He's moved out. Gone. Shoved every belonging he had in a box or a bag and hit the road.
Of course, that road was a short one. He only moved to my office behind the house. And as it's a mere twenty feet away, I haven't yet shed a tear.
But still, I'm sad. My son is seventeen, and salivating for independence. For now, he's satisfied to have a room apart from the house. He loves the cedar-lined ceiling of my former retreat space. He likes the light I picked out at Ikea--the one I used to have angled down at my writing desk. He's okay with the expanse of hunter green wall paper along the tops of the walls and the coordinating green and burgandy plaid along the bottoms. He's even promised to not poke pinholes through the wall paper.

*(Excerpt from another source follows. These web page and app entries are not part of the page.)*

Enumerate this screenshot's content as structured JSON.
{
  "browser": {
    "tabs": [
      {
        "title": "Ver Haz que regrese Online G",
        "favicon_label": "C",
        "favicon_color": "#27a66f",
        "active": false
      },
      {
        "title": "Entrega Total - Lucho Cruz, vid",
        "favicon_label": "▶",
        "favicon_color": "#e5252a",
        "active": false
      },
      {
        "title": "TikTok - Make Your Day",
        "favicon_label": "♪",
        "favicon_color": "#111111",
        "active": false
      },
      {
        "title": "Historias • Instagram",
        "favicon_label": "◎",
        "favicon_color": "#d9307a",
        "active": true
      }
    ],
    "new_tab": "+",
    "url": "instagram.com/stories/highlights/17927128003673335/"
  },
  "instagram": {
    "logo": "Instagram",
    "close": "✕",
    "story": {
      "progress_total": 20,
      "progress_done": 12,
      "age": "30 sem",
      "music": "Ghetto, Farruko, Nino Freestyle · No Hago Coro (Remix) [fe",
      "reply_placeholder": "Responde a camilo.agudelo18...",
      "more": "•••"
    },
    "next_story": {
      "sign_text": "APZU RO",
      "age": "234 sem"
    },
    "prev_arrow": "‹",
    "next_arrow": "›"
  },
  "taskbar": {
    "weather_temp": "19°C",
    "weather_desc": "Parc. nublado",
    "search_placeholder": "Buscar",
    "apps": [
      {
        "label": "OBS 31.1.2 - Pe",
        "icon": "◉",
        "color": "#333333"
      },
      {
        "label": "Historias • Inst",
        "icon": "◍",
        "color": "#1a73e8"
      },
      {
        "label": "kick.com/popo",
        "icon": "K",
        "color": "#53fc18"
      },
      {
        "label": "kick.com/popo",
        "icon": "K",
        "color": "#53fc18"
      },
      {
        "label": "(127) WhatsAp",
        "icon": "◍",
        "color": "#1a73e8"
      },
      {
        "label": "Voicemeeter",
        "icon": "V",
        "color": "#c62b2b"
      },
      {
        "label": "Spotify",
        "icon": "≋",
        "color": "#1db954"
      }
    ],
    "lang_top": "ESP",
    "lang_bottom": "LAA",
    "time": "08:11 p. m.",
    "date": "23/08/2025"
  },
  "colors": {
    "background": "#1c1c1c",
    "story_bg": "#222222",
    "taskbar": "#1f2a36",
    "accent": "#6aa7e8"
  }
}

But even that promise makes me sad. It implies that one day -- probably long before I'm ready for it -- he'll repack all those posters, trophies, tennis shoes and basketball paraphernalia and vacate this space again. I'll come into an empty room and stare at my pristine, pinhole-less wall paper and wish he'd left a mark.
Yesterday, when he was off at basketball camp and I had the whole 13 acres of property to myself, I went out to his new room and sat on the edge of his bed. I absorbed the smell that only a seventeen-year old boy could imbue into the fibers of a place (and, remarkably, in less than 24 hours), and then, because I wanted to know what it was like for him to sleep in his new room, I curled up on his bed. And the feeling that came over me as I settled against his comforter was one of complete, utter peace. The tension I'd been carrying slipped away. I felt my face relax, the frown and furrows gone. Outside his window, beyond the burgandy curtains I hung last year when the place was mine, the green leaves of a distant maple splayed against a vivid blue sky. I laid for a long time watching those leaves and letting the silence surround and soothe me.
They can't stay little forever. Eventually, I'll have to let him go. But when that day comes, I'll pray he'll carry a measure of peace with him on his travels. I'll pray, too, that wherever those travels take him, he'll remember this place ... where he's loved and missed.